Alfred Eisenstaedt was a German-born American photographer and photojournalist. He began his career in Germany prior to World War II but achieved prominence as a staff photographer for Life magazine after moving to the U.S. Life featured more than 90 of his pictures on its covers, and more than 2,500 of his photo stories were published.
Among his most famous cover photograph was V-J Day in Times Square, taken during the V-J Day celebration in New York City, showing an American sailor kissing a nurse in a "dancelike dip" which "summed up the euphoria many Americans felt as the war came to a close", in the words of his obituary. He was "renowned for his ability to capture memorable images of important people in the news" and for his candid photographs taken with a small 35mm Leica camera, typically with natural lighting.
From his early years as a professional photographer, he became an enthusiast for small 35 mm film cameras, especially the Leica camera. Unlike most news photographers at the time who relied on much larger and less portable 4"×5" press cameras with flash attachments, Eisenstaedt preferred the smaller hand-held Leica, which gave him greater speed and more flexibility when shooting news events or capturing candids of people in action. His photos were also notable as a result of his typical use of natural light as opposed to relying on flash lighting. In 1944, Life described him as the "dean of today's miniature-camera experts."

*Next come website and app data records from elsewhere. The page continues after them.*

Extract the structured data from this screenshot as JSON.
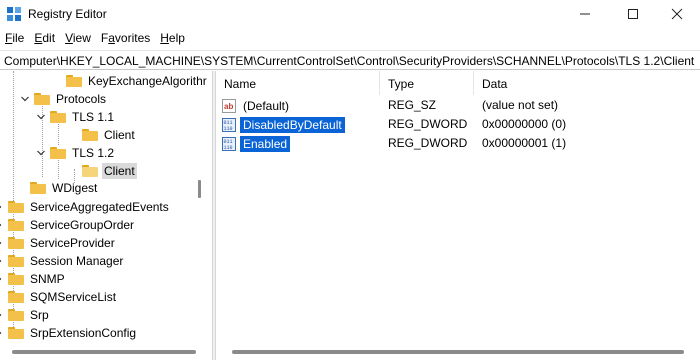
{
  "window": {
    "title": "Registry Editor",
    "minimize_icon": "minimize-icon",
    "maximize_icon": "maximize-icon",
    "close_icon": "close-icon"
  },
  "menu": [
    {
      "accel": "F",
      "rest": "ile"
    },
    {
      "accel": "E",
      "rest": "dit"
    },
    {
      "accel": "V",
      "rest": "iew"
    },
    {
      "accel": "",
      "rest": "Favorites",
      "accel_index": 1
    },
    {
      "accel": "H",
      "rest": "elp"
    }
  ],
  "menu_labels": {
    "favorites_pre": "F",
    "favorites_accel": "a",
    "favorites_post": "vorites"
  },
  "address_path": "Computer\\HKEY_LOCAL_MACHINE\\SYSTEM\\CurrentControlSet\\Control\\SecurityProviders\\SCHANNEL\\Protocols\\TLS 1.2\\Client",
  "tree": [
    {
      "label": "KeyExchangeAlgorithr",
      "expander": "none",
      "open": false
    },
    {
      "label": "Protocols",
      "expander": "expanded",
      "open": false
    },
    {
      "label": "TLS 1.1",
      "expander": "expanded",
      "open": false
    },
    {
      "label": "Client",
      "expander": "none",
      "open": false
    },
    {
      "label": "TLS 1.2",
      "expander": "expanded",
      "open": false
    },
    {
      "label": "Client",
      "expander": "none",
      "open": true,
      "selected": true
    },
    {
      "label": "WDigest",
      "expander": "none",
      "open": false
    },
    {
      "label": "ServiceAggregatedEvents",
      "expander": "collapsed",
      "open": false
    },
    {
      "label": "ServiceGroupOrder",
      "expander": "collapsed",
      "open": false
    },
    {
      "label": "ServiceProvider",
      "expander": "collapsed",
      "open": false
    },
    {
      "label": "Session Manager",
      "expander": "collapsed",
      "open": false
    },
    {
      "label": "SNMP",
      "expander": "collapsed",
      "open": false
    },
    {
      "label": "SQMServiceList",
      "expander": "none",
      "open": false
    },
    {
      "label": "Srp",
      "expander": "collapsed",
      "open": false
    },
    {
      "label": "SrpExtensionConfig",
      "expander": "collapsed",
      "open": false
    }
  ],
  "columns": {
    "name": "Name",
    "type": "Type",
    "data": "Data"
  },
  "values": [
    {
      "name": "(Default)",
      "type": "REG_SZ",
      "data": "(value not set)",
      "icon": "string-value-icon",
      "selected": false
    },
    {
      "name": "DisabledByDefault",
      "type": "REG_DWORD",
      "data": "0x00000000 (0)",
      "icon": "binary-value-icon",
      "selected": true
    },
    {
      "name": "Enabled",
      "type": "REG_DWORD",
      "data": "0x00000001 (1)",
      "icon": "binary-value-icon",
      "selected": true
    }
  ],
  "colors": {
    "selection": "#0a64d6",
    "folder": "#f3c14a",
    "tree_selection": "#d9d9d9"
  }
}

At the time, this style of photojournalism, with a smaller camera with its ability to use available light, was then in its infancy. It also helped Eisenstaedt create a more relaxed atmosphere when shooting famous people where he was able to capture more natural poses and expressions: "They don't take me too seriously with my little camera," he stated. "I don't come as a photographer. I come as a friend." It was a style he learned from his 35 years in Europe, where he preferred shooting informal, unposed portraits, along with extended picture stories. As a result, Life began using more such photo stories, with the magazine becoming a recognized source of such photojournalism of the world's luminaries. Of Life's photographers, Eisenstaedt was most noted for his "human interest" photos and less the hard news images used by most news publications.
His success at establishing a relaxed setting for his subjects was not without difficulties, however, when he needed to capture the feeling he wanted. Anthony Eden, resistant to being photographed, called Eisenstaedt "the gentle executioner." Similarly, Winston Churchill told him where to place the camera to get a good picture, and during a photo shoot of Ernest Hemingway in his boat, Hemingway, in a rage, tore his own shirt to shreds and threatened to throw Eisenstaedt overboard.
Alfred Eisenstaedt was a German-born American photographer and photojournalist. He began his career in Germany prior to World War II but achieved prominence as a staff photographer for Life magazine after moving to the U.S. Life featured more than